Various artists "Hollyword" (Rhino/Word Beat). This 96-minute tape, featuring 47 recitations by 49 different writers, is the latest installment from producer/poet Harvey Robert Kubernik's L.A.-area performance/writing series. The contributors include rock stars (Perry Farrell of Jane's Addiction, session drummer Jim Keltner, the Jefferson Airplane's Paul Kantner, Power Station's Michael des Barres, the Minutemen's Mike Watt), obscure actors, scenemakers and even a few published authors (Hubert Selby Jr., Wanda Coleman and ex-D.C. poet Michael Lally). Most of the contributions are truly mediocre -- tepid surrealism, belabored eroticism, political sloganeering -- all delivered by authors greatly impressed with their own cleverness. The few shining exceptions come from Lally, Coleman, Selby, des Barres and Michael O'Keefe.
Various artists "Sound Bites from the Counter Culture" (Atlantic). Unlike the above albums, this isn't a literary effort so much as a political one. Hunter S. Thompson, Eugene McCarthy, Timothy Leary, Henry Rollins and Danny Sugerman attack easy targets like George Bush, the IRS, drug laws and conformity without much wit or style. Abbie Hoffman, though, is in vintage form as a politcal agitator/comic, and Jello Biafra does a funny, low-key bit about the Dead Kennedys' obscenity bust.
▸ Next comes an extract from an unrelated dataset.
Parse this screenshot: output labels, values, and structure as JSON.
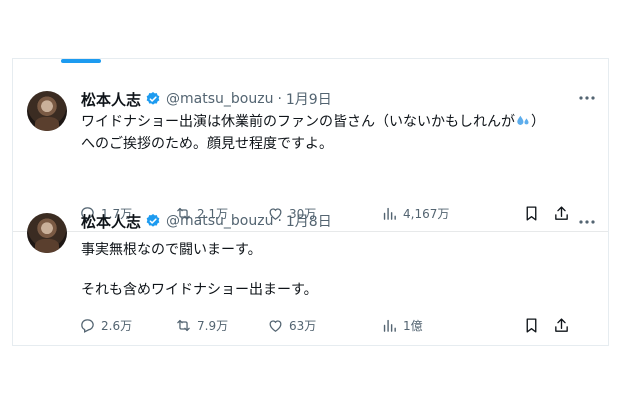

The one literary effort comes from Jim Carroll, who was a beat novelist before he became a minor rock star; his "Guitar Voodoo" combines spoken recitation and guitar noodling into an eight-minute sci-fi/horror narrative, a so-so imitation of Burroughs.